The living laboratory of four concentration camps, however, led survivor Viktor Frankl to reaffirm the truth of the Garden’s messages: “Man has both potentialities within himself (to be like swine or saints); which one is actualized depends on decisions but not on conditions.”
More than 3,300 years ago, a group of former slaves left Egypt to establish their own free nation built upon these ideas from Genesis, codified into law and culture at Sinai.
Despite exile, persecution, and near-genocide, their descendants retained these messages from Eden, ideas so powerful they shaped Western Civilization, built America, and rebirthed an ancient nation, each of which has experienced success beyond any dreams.
The egocentric modern world, however, seems to reject not only the Bible but its verifiable precepts, like those of Eden. One has to wonder if today’s antisemitism and anti-Zionism aren’t, at least in part, because Jews continue to personify these timeless hallowed principles.
Literature to share

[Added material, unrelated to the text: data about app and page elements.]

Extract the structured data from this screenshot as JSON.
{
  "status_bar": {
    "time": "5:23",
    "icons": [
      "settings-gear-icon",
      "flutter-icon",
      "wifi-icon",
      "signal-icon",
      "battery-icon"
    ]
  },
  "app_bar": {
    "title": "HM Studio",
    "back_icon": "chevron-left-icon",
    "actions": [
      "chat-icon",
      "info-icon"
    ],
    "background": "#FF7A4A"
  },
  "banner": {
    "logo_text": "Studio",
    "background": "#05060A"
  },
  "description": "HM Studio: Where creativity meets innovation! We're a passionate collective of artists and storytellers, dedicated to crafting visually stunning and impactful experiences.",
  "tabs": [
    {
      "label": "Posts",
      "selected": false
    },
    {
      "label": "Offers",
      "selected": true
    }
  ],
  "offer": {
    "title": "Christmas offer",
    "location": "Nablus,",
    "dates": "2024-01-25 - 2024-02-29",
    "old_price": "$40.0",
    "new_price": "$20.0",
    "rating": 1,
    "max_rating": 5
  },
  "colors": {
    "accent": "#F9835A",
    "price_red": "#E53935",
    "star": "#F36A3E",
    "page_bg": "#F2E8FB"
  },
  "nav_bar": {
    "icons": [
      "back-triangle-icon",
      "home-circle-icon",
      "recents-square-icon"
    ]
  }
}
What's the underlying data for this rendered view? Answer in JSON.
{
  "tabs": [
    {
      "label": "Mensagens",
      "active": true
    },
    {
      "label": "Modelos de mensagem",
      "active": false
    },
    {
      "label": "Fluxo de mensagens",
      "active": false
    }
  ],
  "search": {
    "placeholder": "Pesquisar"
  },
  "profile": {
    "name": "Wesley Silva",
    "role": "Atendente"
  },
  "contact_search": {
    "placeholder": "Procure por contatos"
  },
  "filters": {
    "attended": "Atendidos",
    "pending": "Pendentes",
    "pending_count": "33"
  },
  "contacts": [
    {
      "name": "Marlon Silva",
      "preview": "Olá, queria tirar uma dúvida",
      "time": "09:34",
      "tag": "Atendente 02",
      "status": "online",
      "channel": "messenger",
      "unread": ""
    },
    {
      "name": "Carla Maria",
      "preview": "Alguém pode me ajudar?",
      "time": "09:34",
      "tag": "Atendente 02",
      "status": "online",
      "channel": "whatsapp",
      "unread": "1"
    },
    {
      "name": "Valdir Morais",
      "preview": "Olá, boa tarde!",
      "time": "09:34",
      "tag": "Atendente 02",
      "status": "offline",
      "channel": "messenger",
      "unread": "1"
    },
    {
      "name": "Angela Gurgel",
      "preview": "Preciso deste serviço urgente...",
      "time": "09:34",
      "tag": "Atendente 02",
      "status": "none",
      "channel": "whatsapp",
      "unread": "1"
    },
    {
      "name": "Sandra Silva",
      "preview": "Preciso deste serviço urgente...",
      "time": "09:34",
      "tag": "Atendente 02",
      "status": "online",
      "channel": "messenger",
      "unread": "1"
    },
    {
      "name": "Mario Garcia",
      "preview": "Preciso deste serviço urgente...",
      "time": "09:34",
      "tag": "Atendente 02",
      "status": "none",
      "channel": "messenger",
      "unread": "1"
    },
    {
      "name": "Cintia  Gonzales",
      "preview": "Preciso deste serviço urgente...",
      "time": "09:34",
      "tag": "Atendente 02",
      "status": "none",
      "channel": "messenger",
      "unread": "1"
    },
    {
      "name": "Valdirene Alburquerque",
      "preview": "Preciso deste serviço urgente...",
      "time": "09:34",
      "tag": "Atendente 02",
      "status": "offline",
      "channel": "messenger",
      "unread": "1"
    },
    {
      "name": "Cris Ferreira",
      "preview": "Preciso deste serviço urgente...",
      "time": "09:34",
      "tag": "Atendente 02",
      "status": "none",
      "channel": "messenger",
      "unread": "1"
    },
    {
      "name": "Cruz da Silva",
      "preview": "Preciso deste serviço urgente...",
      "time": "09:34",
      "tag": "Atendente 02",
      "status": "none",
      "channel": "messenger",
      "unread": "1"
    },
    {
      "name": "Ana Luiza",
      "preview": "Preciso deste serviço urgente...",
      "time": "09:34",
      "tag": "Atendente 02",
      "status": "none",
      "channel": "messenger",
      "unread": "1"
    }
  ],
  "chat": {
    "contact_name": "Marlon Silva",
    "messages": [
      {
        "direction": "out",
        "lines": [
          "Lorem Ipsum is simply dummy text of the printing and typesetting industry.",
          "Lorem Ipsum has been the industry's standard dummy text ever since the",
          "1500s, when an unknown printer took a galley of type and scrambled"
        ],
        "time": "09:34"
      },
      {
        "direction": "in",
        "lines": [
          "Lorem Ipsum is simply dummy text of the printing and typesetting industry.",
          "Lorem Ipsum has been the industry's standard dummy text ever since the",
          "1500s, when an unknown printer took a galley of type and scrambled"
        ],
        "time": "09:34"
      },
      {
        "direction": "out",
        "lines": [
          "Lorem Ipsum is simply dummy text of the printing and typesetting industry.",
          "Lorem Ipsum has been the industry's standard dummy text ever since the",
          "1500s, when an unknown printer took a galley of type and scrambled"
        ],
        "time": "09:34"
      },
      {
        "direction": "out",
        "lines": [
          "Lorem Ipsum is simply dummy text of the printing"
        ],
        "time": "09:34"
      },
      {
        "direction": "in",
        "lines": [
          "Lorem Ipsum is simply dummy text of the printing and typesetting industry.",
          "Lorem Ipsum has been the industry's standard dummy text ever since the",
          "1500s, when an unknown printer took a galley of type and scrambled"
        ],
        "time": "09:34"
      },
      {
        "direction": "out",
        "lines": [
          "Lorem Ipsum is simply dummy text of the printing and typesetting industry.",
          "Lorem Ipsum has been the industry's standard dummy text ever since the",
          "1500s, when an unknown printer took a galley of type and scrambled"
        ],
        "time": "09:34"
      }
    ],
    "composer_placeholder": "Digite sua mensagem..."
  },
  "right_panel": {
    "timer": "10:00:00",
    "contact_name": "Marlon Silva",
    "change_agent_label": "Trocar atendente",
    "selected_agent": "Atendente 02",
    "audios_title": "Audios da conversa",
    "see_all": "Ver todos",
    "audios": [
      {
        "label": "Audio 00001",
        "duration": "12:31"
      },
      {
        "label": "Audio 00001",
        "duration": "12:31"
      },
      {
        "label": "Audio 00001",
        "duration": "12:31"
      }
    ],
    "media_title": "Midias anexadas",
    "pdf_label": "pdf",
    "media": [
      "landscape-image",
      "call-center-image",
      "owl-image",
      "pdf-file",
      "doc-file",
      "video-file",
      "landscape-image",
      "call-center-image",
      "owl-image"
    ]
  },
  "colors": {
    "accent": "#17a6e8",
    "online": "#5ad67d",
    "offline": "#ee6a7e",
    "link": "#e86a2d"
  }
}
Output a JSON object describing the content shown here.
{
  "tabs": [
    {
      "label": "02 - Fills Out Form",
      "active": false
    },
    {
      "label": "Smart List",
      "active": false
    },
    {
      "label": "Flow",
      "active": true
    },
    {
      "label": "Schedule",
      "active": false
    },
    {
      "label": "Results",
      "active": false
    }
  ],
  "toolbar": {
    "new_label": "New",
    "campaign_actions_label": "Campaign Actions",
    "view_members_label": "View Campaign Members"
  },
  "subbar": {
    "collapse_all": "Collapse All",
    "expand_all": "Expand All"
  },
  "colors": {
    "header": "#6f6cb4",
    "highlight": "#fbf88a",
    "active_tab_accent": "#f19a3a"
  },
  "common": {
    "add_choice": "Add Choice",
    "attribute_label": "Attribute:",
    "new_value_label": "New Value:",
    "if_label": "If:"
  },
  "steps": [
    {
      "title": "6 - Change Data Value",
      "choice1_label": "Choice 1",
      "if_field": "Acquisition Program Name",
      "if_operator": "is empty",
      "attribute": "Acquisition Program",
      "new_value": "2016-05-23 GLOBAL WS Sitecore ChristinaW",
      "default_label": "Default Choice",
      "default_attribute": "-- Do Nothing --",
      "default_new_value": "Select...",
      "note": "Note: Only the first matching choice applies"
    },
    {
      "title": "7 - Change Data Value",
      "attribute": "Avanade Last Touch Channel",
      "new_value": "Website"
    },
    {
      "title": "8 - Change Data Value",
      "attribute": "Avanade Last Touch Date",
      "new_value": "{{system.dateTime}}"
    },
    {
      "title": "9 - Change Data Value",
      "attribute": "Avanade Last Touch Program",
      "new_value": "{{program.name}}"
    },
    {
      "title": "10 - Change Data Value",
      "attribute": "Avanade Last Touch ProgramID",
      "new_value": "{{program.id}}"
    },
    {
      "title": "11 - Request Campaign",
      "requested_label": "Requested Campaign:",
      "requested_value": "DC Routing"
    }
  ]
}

Osnat and Her Dove: The True Story of the World’s First Female Rabbi by Sigal Samuel. This illustrated children’s book recounts the life story of Osnat, a 17th-century rabbi’s daughter who loved the books in her father’s library. She begged to learn and practiced reading to a tame, white dove in her neighborhood. Credited with many miracles, she became a respected teacher in her father’s yeshiva and eventually became its leader. Brilliant artwork with reds, blues, and aquas captures the ambiance of the Near East, adding to the uniqueness of the story. A delight for elementary ages, this is one of my all-time favorites for story and illustrations.
Little Pieces of Me by Alison Hammer. When a DNA testing site contacts Paige about a new leaf on her family tree, her already precarious life shatters. Why? It’s a paternal match, but her father has been dead for over two years. This novel captures the emotions and challenges of unearthing long-buried family secrets and wrestles with the notion of identity and how it emerges. Fast-paced, interesting characters, and well-written, this is an engaging summer or weekend read.